The hope is to keep the trail near the college’s parking lots so it can benefit students as well as walkers and cyclists. Once the trail moves farther south of the college, it will move closer to Casper Mountain Road. The project was originally intended to stretch across three phases, but Emery hopes the trust can receive further grant funding so it can be compressed into two phases, with Phase I ending at Wyoming Boulevard. Upon its completion, the trail will reach Rotary Park at the base of Casper Mountain.

Summer events

The board of directors of the Platte River Trails Trust will host two more Food Truck Friday events in the parking lot of the Tate Pumphouse. Vendors will offer everything from barbecue to shaved ice at these family-friendly gatherings. Food trucks are expected to start showing up at noon so patrons can enjoy lunch by the river. “We just felt like Fridays are a good day for people to want to be outside for lunch,” Emery said.

From 5 to 8 p.m. on both Fridays, there will be live music and lawn games. Zachary Schommer will entertain on July 29, with Indie Soul performing Aug. 26. Parking is available at the Pumphouse or at Amoco Park, just east of the Pumphouse.

  • What: Food Truck Friday
  • When: noon to 8 p.m. July 29 and Aug. 26
  • Where: Tate Pumphouse, 1775 W. First St.
  • Cost: free

Another upcoming event the 2016 Riverfest, presented by the Platte River Trails and Foss Motors at Crossroads Adventure Park. The trust partners with the Casper Rotary during the festival for the Great Duck Derby. The festival, which began in 1992 as a way to celebrate the completion of a portion of the river trail, is a family-friendly event featuring live music, food, games, craft beer tasting and more.

New to the festival this year, Emery said, is a cornhole tournament. There will also be giant Jenga and fly-fishing activities, and the Science Zone and Audubon of the Rockies will offer activities for children.

  • What: 2016 Riverfest
  • When: noon to 6 p.m. Aug. 20
  • Where: Crossroads Adventure Park, 1101 N. Poplar St.
  • Cost: free


The Platte River Trails Trust offers several resources for those interested in taking advantage of the city’s numerous trails. Hard copy maps are free to the public and are available at the Tate Pumphouse or on the trust’s website. The Pumphouse also offers public restrooms, which are open from 6 a.m. to 8:30 p.m. during the summer months.

One of the trust’s newest resources is its Outdoor Explorer Kit, which is free to kids of all ages, Emery noted.
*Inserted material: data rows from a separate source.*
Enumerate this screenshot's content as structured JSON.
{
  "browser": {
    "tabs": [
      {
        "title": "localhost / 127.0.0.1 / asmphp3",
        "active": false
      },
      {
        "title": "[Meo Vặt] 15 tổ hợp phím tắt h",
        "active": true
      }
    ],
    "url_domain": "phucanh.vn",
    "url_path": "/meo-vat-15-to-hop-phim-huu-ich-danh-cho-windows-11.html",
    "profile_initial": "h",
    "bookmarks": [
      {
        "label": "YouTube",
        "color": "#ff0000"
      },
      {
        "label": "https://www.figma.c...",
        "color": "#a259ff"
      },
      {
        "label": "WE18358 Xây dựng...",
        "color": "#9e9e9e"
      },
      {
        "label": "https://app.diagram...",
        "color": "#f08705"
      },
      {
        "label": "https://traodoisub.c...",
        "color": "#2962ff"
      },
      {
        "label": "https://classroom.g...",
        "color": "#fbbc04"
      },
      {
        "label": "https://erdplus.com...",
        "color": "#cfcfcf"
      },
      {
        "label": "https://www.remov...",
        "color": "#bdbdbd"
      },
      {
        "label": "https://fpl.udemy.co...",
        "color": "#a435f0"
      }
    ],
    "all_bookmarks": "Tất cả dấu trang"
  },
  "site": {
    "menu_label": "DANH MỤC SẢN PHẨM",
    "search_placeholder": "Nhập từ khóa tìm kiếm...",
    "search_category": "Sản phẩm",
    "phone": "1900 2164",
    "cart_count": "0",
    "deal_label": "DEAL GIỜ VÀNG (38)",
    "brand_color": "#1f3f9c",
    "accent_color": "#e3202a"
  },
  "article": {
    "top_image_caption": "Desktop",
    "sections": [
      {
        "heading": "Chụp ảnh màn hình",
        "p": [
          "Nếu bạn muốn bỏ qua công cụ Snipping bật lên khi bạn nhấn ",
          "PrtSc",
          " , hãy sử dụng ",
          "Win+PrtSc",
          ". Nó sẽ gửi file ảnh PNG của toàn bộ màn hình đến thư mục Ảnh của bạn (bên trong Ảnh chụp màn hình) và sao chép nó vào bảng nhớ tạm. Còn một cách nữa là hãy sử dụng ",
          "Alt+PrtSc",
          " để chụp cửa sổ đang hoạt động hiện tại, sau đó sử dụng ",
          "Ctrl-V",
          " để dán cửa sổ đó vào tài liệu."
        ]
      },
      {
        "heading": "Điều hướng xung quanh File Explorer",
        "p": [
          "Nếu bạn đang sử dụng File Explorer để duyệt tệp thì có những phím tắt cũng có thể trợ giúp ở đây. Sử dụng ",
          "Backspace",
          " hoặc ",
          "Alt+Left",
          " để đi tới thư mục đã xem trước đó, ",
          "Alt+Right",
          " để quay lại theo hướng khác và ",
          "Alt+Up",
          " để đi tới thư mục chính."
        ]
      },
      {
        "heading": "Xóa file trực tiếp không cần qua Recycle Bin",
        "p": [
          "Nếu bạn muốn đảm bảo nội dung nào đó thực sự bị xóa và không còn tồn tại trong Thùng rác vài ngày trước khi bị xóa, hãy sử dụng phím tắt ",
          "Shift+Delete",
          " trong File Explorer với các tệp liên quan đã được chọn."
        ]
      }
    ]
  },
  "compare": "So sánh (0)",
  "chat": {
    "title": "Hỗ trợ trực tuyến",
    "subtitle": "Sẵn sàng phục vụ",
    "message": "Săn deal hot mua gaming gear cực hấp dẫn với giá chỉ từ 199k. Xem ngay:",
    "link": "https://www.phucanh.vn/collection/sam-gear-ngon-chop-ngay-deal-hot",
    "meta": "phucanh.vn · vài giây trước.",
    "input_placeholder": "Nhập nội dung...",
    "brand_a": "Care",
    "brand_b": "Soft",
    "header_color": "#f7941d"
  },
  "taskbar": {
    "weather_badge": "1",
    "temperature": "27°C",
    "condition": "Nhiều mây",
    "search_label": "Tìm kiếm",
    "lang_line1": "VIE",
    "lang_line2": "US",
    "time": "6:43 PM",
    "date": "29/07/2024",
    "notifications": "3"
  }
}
The booklet is filled with activities ranging from art to history that kids and families can use when exploring the Platte River Trail. Copies of the booklet are available at the Tate Pumphouse, the Nic, the Science Zone, Natrona County Public Library, Art 321 and Game and Fish.

For more information about the Platte River Trails Trust, news about the city’s trails or upcoming events, visit “Our trails are free to everyone, regardless of income level or ability,” said Emery. “Everybody is welcome on the trail.”


Be the first to know

* I understand and agree that registration on or use of this site constitutes agreement to its user agreement and privacy policy.

Megan Sheehan is the Star-Tribune night editor, where she oversees production of the print edition and contributes to Live Well magazine.

Related to this story

Most Popular

Get up-to-the-minute news sent straight to your device.


News Alerts

Breaking News